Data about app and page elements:

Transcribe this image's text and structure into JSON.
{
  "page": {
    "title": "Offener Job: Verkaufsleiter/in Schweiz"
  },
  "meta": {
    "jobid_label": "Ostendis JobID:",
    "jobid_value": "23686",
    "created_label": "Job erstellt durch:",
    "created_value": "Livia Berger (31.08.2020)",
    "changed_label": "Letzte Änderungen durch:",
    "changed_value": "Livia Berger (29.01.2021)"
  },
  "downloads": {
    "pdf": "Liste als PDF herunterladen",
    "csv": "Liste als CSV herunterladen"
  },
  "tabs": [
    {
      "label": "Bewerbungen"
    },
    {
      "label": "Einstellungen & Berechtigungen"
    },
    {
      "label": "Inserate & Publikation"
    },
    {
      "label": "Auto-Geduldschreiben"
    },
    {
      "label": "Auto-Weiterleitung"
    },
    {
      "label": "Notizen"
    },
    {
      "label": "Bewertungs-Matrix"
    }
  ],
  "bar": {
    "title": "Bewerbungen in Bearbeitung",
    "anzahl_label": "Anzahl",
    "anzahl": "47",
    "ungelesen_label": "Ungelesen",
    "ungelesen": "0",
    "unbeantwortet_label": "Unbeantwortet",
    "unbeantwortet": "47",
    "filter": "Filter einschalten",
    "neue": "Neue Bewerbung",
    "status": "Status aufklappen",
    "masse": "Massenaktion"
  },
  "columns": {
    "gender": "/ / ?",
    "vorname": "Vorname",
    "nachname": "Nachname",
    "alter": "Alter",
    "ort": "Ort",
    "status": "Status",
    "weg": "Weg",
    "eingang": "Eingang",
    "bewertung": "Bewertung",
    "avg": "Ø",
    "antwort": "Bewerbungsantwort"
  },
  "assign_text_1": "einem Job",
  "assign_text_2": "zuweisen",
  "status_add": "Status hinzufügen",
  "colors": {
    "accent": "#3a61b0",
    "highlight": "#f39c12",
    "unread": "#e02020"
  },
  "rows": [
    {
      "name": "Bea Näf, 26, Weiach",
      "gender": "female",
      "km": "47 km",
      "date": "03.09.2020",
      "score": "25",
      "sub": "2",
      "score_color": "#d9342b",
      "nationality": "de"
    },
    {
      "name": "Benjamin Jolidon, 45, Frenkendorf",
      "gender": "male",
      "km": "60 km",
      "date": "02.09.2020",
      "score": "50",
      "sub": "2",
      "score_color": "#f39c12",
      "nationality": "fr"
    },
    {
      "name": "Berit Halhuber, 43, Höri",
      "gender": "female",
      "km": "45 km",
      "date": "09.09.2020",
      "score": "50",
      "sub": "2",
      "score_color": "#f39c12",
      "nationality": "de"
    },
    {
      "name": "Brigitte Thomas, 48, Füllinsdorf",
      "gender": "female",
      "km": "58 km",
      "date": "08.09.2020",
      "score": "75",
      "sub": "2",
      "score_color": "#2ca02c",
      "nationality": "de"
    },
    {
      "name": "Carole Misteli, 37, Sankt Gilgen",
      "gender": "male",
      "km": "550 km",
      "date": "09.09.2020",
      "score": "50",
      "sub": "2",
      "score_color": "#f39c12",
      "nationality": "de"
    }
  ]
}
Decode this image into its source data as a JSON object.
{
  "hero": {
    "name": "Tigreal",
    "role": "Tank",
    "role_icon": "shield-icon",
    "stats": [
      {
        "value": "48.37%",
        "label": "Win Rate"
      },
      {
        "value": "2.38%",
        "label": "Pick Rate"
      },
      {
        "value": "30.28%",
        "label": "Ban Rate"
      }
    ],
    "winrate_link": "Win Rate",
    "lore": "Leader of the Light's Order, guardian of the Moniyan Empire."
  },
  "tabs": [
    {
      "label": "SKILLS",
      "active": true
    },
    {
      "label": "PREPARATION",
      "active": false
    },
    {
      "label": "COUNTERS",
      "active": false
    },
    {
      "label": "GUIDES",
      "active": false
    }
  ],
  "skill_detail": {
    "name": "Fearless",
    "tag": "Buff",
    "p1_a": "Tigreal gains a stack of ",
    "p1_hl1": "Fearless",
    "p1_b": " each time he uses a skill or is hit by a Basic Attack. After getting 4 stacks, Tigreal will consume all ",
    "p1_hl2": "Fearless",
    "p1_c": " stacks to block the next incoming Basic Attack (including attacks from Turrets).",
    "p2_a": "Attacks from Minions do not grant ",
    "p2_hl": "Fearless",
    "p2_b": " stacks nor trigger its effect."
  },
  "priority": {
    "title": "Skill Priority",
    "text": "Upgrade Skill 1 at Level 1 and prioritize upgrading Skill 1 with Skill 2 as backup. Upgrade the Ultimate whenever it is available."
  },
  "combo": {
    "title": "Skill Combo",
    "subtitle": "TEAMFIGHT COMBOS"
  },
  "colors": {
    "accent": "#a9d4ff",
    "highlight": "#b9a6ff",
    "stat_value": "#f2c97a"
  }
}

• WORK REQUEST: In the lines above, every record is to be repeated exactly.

• THE COMPLETED TASK:
Transcribe this image's text and structure into JSON.
{
  "page": {
    "title": "Offener Job: Verkaufsleiter/in Schweiz"
  },
  "meta": {
    "jobid_label": "Ostendis JobID:",
    "jobid_value": "23686",
    "created_label": "Job erstellt durch:",
    "created_value": "Livia Berger (31.08.2020)",
    "changed_label": "Letzte Änderungen durch:",
    "changed_value": "Livia Berger (29.01.2021)"
  },
  "downloads": {
    "pdf": "Liste als PDF herunterladen",
    "csv": "Liste als CSV herunterladen"
  },
  "tabs": [
    {
      "label": "Bewerbungen"
    },
    {
      "label": "Einstellungen & Berechtigungen"
    },
    {
      "label": "Inserate & Publikation"
    },
    {
      "label": "Auto-Geduldschreiben"
    },
    {
      "label": "Auto-Weiterleitung"
    },
    {
      "label": "Notizen"
    },
    {
      "label": "Bewertungs-Matrix"
    }
  ],
  "bar": {
    "title": "Bewerbungen in Bearbeitung",
    "anzahl_label": "Anzahl",
    "anzahl": "47",
    "ungelesen_label": "Ungelesen",
    "ungelesen": "0",
    "unbeantwortet_label": "Unbeantwortet",
    "unbeantwortet": "47",
    "filter": "Filter einschalten",
    "neue": "Neue Bewerbung",
    "status": "Status aufklappen",
    "masse": "Massenaktion"
  },
  "columns": {
    "gender": "/ / ?",
    "vorname": "Vorname",
    "nachname": "Nachname",
    "alter": "Alter",
    "ort": "Ort",
    "status": "Status",
    "weg": "Weg",
    "eingang": "Eingang",
    "bewertung": "Bewertung",
    "avg": "Ø",
    "antwort": "Bewerbungsantwort"
  },
  "assign_text_1": "einem Job",
  "assign_text_2": "zuweisen",
  "status_add": "Status hinzufügen",
  "colors": {
    "accent": "#3a61b0",
    "highlight": "#f39c12",
    "unread": "#e02020"
  },
  "rows": [
    {
      "name": "Bea Näf, 26, Weiach",
      "gender": "female",
      "km": "47 km",
      "date": "03.09.2020",
      "score": "25",
      "sub": "2",
      "score_color": "#d9342b",
      "nationality": "de"
    },
    {
      "name": "Benjamin Jolidon, 45, Frenkendorf",
      "gender": "male",
      "km": "60 km",
      "date": "02.09.2020",
      "score": "50",
      "sub": "2",
      "score_color": "#f39c12",
      "nationality": "fr"
    },
    {
      "name": "Berit Halhuber, 43, Höri",
      "gender": "female",
      "km": "45 km",
      "date": "09.09.2020",
      "score": "50",
      "sub": "2",
      "score_color": "#f39c12",
      "nationality": "de"
    },
    {
      "name": "Brigitte Thomas, 48, Füllinsdorf",
      "gender": "female",
      "km": "58 km",
      "date": "08.09.2020",
      "score": "75",
      "sub": "2",
      "score_color": "#2ca02c",
      "nationality": "de"
    },
    {
      "name": "Carole Misteli, 37, Sankt Gilgen",
      "gender": "male",
      "km": "550 km",
      "date": "09.09.2020",
      "score": "50",
      "sub": "2",
      "score_color": "#f39c12",
      "nationality": "de"
    }
  ]
}
Decode this image into its source data as a JSON object.
{
  "hero": {
    "name": "Tigreal",
    "role": "Tank",
    "role_icon": "shield-icon",
    "stats": [
      {
        "value": "48.37%",
        "label": "Win Rate"
      },
      {
        "value": "2.38%",
        "label": "Pick Rate"
      },
      {
        "value": "30.28%",
        "label": "Ban Rate"
      }
    ],
    "winrate_link": "Win Rate",
    "lore": "Leader of the Light's Order, guardian of the Moniyan Empire."
  },
  "tabs": [
    {
      "label": "SKILLS",
      "active": true
    },
    {
      "label": "PREPARATION",
      "active": false
    },
    {
      "label": "COUNTERS",
      "active": false
    },
    {
      "label": "GUIDES",
      "active": false
    }
  ],
  "skill_detail": {
    "name": "Fearless",
    "tag": "Buff",
    "p1_a": "Tigreal gains a stack of ",
    "p1_hl1": "Fearless",
    "p1_b": " each time he uses a skill or is hit by a Basic Attack. After getting 4 stacks, Tigreal will consume all ",
    "p1_hl2": "Fearless",
    "p1_c": " stacks to block the next incoming Basic Attack (including attacks from Turrets).",
    "p2_a": "Attacks from Minions do not grant ",
    "p2_hl": "Fearless",
    "p2_b": " stacks nor trigger its effect."
  },
  "priority": {
    "title": "Skill Priority",
    "text": "Upgrade Skill 1 at Level 1 and prioritize upgrading Skill 1 with Skill 2 as backup. Upgrade the Ultimate whenever it is available."
  },
  "combo": {
    "title": "Skill Combo",
    "subtitle": "TEAMFIGHT COMBOS"
  },
  "colors": {
    "accent": "#a9d4ff",
    "highlight": "#b9a6ff",
    "stat_value": "#f2c97a"
  }
}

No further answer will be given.